**WHAT YOU ARE ASKED TO DO**: With the pictures left out, every record must be reproduced exactly.

**RECORDED DATA**:
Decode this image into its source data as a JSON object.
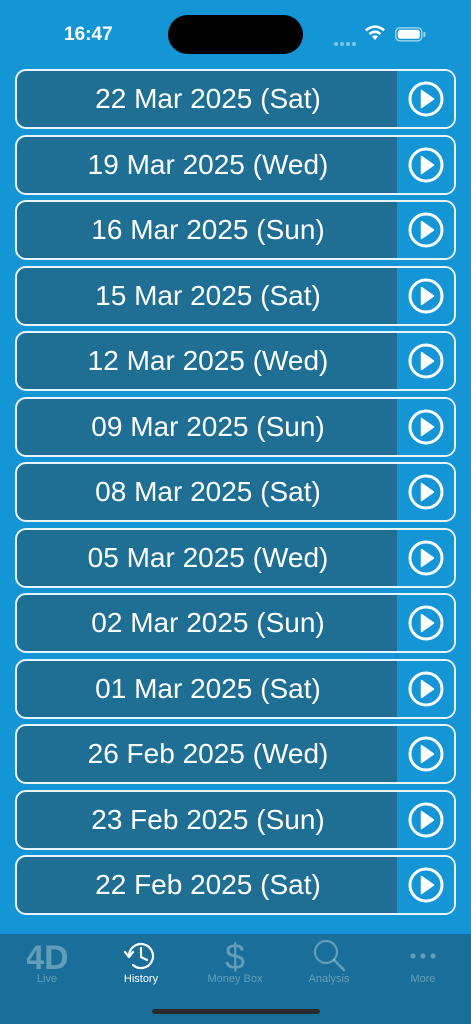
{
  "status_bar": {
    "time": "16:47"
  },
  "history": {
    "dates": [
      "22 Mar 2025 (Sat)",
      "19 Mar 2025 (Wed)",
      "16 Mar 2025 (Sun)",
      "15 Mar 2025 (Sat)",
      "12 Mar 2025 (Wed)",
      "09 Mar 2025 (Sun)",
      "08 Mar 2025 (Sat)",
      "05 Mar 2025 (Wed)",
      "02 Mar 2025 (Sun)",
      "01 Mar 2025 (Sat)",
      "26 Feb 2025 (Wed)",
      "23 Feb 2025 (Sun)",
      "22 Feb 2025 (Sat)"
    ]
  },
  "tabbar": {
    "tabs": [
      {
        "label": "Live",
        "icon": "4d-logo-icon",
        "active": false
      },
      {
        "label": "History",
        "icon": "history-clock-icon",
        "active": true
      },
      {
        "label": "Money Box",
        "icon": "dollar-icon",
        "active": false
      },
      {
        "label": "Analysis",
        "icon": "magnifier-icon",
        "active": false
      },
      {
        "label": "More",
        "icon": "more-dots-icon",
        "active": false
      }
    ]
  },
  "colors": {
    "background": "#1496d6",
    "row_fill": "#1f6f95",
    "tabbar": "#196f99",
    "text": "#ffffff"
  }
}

**ANSWER**:
Decode this image into its source data as a JSON object.
{
  "status_bar": {
    "time": "16:47"
  },
  "history": {
    "dates": [
      "22 Mar 2025 (Sat)",
      "19 Mar 2025 (Wed)",
      "16 Mar 2025 (Sun)",
      "15 Mar 2025 (Sat)",
      "12 Mar 2025 (Wed)",
      "09 Mar 2025 (Sun)",
      "08 Mar 2025 (Sat)",
      "05 Mar 2025 (Wed)",
      "02 Mar 2025 (Sun)",
      "01 Mar 2025 (Sat)",
      "26 Feb 2025 (Wed)",
      "23 Feb 2025 (Sun)",
      "22 Feb 2025 (Sat)"
    ]
  },
  "tabbar": {
    "tabs": [
      {
        "label": "Live",
        "icon": "4d-logo-icon",
        "active": false
      },
      {
        "label": "History",
        "icon": "history-clock-icon",
        "active": true
      },
      {
        "label": "Money Box",
        "icon": "dollar-icon",
        "active": false
      },
      {
        "label": "Analysis",
        "icon": "magnifier-icon",
        "active": false
      },
      {
        "label": "More",
        "icon": "more-dots-icon",
        "active": false
      }
    ]
  },
  "colors": {
    "background": "#1496d6",
    "row_fill": "#1f6f95",
    "tabbar": "#196f99",
    "text": "#ffffff"
  }
}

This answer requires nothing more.